Website and app data records
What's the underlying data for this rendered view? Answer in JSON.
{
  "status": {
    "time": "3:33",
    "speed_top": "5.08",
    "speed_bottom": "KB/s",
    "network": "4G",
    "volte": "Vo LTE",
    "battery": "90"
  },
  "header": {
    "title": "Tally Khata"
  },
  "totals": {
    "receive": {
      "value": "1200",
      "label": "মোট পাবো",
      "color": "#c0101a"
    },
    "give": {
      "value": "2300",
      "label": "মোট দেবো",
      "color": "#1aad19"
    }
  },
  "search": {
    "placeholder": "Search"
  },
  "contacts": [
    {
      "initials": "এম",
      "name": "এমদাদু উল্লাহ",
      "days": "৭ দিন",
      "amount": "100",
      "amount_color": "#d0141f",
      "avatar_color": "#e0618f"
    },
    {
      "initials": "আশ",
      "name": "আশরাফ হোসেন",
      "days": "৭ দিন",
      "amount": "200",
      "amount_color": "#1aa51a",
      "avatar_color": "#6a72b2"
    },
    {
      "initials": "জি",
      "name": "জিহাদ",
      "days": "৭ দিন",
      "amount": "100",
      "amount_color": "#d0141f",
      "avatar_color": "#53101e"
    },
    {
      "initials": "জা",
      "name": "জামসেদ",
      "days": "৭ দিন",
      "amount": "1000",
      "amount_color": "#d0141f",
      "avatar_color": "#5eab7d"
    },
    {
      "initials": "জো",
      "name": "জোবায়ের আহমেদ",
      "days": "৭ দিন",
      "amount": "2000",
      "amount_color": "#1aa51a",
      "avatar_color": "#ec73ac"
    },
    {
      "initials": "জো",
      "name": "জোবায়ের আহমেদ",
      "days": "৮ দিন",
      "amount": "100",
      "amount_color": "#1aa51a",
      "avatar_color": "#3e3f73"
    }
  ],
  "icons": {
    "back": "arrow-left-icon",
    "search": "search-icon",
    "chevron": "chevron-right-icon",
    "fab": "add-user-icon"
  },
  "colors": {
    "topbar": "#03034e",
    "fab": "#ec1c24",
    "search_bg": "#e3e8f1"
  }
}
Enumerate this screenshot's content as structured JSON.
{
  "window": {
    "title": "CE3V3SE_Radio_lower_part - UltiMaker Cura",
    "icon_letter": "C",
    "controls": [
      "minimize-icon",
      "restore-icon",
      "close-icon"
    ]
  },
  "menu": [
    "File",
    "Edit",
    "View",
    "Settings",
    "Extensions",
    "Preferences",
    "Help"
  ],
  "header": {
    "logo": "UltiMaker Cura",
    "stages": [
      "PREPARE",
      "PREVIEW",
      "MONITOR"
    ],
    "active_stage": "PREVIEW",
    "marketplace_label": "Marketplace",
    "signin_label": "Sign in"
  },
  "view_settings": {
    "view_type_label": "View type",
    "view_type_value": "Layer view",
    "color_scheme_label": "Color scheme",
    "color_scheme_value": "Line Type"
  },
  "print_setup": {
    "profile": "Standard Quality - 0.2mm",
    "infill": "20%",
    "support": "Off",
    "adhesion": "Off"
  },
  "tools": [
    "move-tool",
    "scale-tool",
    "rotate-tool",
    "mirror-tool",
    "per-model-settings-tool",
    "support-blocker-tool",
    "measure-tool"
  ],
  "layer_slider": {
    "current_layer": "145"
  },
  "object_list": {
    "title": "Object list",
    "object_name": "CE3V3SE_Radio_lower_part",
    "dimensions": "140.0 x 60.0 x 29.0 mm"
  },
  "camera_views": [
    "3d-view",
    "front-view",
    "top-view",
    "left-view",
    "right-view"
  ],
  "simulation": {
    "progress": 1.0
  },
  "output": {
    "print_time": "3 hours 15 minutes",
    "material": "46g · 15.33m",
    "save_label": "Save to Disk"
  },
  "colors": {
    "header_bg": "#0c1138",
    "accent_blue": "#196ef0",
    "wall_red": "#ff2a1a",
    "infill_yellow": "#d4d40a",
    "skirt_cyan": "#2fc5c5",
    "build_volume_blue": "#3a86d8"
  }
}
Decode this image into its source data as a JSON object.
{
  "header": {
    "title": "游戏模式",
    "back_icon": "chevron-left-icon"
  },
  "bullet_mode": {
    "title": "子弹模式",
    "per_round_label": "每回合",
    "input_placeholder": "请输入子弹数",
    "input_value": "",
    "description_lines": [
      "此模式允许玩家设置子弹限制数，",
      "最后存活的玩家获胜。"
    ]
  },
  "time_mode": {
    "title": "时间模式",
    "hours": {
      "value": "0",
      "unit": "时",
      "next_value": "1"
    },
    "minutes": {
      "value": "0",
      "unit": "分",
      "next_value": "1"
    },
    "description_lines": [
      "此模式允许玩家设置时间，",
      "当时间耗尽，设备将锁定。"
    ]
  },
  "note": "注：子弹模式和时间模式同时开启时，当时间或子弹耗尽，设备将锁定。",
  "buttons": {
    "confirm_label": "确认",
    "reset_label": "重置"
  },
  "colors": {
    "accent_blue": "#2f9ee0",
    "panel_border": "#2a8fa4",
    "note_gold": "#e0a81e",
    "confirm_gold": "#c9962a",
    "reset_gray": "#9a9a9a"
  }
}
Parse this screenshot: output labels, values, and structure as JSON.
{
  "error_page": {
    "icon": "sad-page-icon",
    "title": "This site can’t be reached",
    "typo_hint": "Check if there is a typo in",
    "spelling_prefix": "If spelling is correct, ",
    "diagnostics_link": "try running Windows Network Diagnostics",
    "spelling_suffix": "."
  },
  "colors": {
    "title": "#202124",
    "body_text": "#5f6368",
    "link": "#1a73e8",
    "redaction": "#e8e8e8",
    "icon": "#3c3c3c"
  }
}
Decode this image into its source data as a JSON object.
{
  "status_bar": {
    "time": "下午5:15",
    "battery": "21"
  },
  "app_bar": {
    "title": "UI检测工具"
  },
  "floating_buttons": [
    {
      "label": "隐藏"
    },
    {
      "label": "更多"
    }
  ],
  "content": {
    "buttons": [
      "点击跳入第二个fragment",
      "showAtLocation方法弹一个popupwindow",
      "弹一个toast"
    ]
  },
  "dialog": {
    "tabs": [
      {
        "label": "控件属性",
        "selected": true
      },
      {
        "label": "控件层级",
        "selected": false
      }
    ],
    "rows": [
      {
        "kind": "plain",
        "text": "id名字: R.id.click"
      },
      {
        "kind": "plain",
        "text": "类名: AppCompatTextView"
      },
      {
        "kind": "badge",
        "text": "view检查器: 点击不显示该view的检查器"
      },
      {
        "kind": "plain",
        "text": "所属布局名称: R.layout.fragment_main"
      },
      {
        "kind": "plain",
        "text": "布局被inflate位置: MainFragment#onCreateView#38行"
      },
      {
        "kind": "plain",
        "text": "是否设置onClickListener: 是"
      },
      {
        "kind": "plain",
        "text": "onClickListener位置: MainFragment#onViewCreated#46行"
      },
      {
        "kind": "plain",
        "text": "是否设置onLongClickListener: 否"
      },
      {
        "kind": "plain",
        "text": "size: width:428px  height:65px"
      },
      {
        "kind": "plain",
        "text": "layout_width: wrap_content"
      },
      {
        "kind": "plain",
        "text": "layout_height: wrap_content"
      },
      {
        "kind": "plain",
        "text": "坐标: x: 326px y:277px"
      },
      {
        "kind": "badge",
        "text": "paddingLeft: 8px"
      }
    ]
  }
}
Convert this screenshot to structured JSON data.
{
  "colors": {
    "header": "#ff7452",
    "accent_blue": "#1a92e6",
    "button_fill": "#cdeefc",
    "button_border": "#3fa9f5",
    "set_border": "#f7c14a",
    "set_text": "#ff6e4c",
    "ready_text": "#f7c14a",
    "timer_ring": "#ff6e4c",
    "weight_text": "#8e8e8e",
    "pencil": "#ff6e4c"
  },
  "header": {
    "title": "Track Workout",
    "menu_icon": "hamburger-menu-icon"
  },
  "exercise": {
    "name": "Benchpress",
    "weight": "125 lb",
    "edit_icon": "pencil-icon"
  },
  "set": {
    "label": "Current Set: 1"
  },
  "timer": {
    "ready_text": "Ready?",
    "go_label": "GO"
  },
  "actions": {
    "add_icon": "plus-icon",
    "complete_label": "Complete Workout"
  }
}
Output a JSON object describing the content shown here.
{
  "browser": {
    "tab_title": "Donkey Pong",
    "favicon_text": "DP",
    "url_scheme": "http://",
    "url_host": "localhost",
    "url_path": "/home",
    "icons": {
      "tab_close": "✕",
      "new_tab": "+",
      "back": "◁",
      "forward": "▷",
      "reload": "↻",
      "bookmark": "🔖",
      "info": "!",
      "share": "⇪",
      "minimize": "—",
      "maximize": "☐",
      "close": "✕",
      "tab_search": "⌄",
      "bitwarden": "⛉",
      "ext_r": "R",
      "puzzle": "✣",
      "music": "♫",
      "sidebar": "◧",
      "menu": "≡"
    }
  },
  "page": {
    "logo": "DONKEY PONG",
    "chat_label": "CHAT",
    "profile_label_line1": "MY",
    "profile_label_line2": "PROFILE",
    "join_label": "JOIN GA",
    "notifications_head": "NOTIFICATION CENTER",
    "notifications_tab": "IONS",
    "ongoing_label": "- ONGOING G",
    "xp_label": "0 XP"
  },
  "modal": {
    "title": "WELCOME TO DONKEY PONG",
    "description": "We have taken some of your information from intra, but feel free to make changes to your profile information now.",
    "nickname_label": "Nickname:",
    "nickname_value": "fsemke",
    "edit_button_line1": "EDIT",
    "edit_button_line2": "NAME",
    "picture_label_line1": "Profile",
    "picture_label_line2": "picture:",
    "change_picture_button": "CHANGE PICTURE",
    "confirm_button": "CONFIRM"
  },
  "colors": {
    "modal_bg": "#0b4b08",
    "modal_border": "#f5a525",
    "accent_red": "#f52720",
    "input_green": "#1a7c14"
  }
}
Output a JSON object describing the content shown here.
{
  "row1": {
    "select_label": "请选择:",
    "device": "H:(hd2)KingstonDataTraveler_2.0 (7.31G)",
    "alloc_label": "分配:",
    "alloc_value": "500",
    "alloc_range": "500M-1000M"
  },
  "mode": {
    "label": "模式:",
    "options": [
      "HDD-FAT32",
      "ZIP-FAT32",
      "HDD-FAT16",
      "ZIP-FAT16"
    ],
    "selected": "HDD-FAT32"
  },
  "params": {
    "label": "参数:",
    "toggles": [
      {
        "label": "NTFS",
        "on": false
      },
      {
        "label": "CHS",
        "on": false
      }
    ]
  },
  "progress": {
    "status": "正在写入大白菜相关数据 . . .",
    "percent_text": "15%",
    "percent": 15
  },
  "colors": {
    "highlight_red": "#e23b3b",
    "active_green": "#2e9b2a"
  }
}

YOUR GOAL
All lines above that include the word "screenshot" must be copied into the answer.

WRITTEN SOLUTION
Enumerate this screenshot's content as structured JSON.
Parse this screenshot: output labels, values, and structure as JSON.
Convert this screenshot to structured JSON data.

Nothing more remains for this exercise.